Chapter 8: Commercial Animation Software

8.7 Autodesk/Kinetix/Discreet

Autodesk Logo

Autodesk Inc. was founded in 1982 with a focus on design software for the PC. They went public in 1985. For a first-person account of the history, read John Walker‘s online history of Autodesk at told through the letters and memos from and to the inner circle of the company.

John Walker

Autodesk in 1986 began efforts to develop an animation package. Key developers were Jamie Clay and Autodesk founder John Walker. Autodesk’s first animation package was AutoFlix (for use with AutoCAD and AutoShade), and AutoFlix 2.0 which included the Animation Tool Kit for AutoCAD.

In early 1988, Gary Yost left Antic, developers of software for the Atari, to pursue a contract development deal with Eric Lyons and David Kalish at Autodesk and to begin work on Autodesk 3D Studio (code-named THUD after its principal developer Tom Hudson), and Autodesk Animator. Gary brought Jack Powell along, too, and the Yost Group, Inc. was born. (The Yost Group was eventually bought by Autodesk.)

At the 1989 SIGGRAPH in Boston, Autodesk unveiled a new PC based animation package called Autodesk Animator. As a full featured 2D animation and painting package, Animator was Autodesk’s first step into the multimedia tools realm. The software-only animation playback capabilities achieved very impressive speeds and became a standard for playing animation on PCs.

This early PC based animation software was used to visualize how nano machines might look. This animation was used in the BBC documentary “Little by Little” and was the first time an Autodesk animation product had been used for broadcast television.

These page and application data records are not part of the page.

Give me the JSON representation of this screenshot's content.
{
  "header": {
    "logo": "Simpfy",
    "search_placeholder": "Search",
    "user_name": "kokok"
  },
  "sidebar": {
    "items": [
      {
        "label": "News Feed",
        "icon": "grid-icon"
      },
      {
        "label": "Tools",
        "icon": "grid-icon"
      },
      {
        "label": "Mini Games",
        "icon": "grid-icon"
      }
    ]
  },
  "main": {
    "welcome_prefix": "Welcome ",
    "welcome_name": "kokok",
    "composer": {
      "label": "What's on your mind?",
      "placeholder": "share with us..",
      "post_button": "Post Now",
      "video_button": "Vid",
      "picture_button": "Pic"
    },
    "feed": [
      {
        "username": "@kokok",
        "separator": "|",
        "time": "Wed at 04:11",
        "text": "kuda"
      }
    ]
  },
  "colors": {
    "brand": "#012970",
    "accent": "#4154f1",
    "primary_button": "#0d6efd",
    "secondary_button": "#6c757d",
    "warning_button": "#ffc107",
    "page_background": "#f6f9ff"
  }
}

Shortly before the release of the next generation of 3d Studio in 1996, the product MAX, the Multimedia Division of Autodesk was renamed to Kinetix, A Division of Autodesk. MAX shipped as Kinetix 3D Studio MAX. Since its release in 1997, 3D Studio VIZ continues to gain more acceptance within the architectural community for design and visualization. As a result it has shifted more specialized architectural users from MAX to VIZ. 3D Studio VIZ enables professionals in the architectural, land design and mechanical design sectors to design in 3D Studio VIZ and then transfer the images directly into a CAD environment.

Discrete Logo

Discreet, a division of Autodesk, was established in 1999 after Autodesk acquired Discreet Logic Inc. for US$520M and merged its operations with Kinetix®. Autodesk is the world’s leading design and digital content creation resource. The company provides software and Internet portal services to help customers drive business through the power of design. One of the largest software companies in the world, Autodesk helps more than 4 million customers in over 150 countries turn designs into reality.

From an investment banker’s research analysis:

“Since its launch, 3D Studio Max has had a phenomenal impact on the 3D animation market.  Originally priced much lower than some of its counterparts who’s products ranged anywhere from $10,000 to  $45,000, 3D Studio Max was quickly viewed as the attainable solution for professionals that had some price/performance issues. It continues to maintain strong price/performance value for users and the product’s expectancy remains high. One of the key success factors of 3D Studio Max has been the product’s ability to address the needs of a wide range of 3D animation professionals. Of all the animation packages 3D Studio Max runs across more vertical markets than any other package. Its largest user base continues to be within the game development sector. Aside from game development, it is used in film and broadcast, corporate design, industrial design and visualization, educational, forensic, and now Internet design.”

One of the keys to this broad base of users is it’s open architecture and support of third party vendors. This has enabled the product to build up over 100 plug-in products for more specialized functionality. Third party developers can develop standalone software modules (plugins) which can interface with the 3D Studio product. One of the more prominent plugins is Character Studio, developed by Susan Amkraut and Michael Girard of Unreal Pictures. Girard and Amkraut were the creators of the famous animation Eurhythmy while they were students at Ohio State, and developed the cult legend “Dancing Baby” as a test of their software. In 2004, Autodesk division Discreet acquired Unreal Pictures.

In January of 2006 Autodesk acquired Alias for $197M in cash, bringing the StudioTools and Maya software products under the Autodesk banner.

Movie 8.9 Eurythmy

This video is an excerpt from the movie Eurythmy by Michael Girard and Susan Amkraut.

Movie 8.10 Baby Cha

Michael Girard of Unreal Pictures originally used the surreal Dancing Baby figure as a sample to show off his animation software. It evolved as a popular Internet “meme”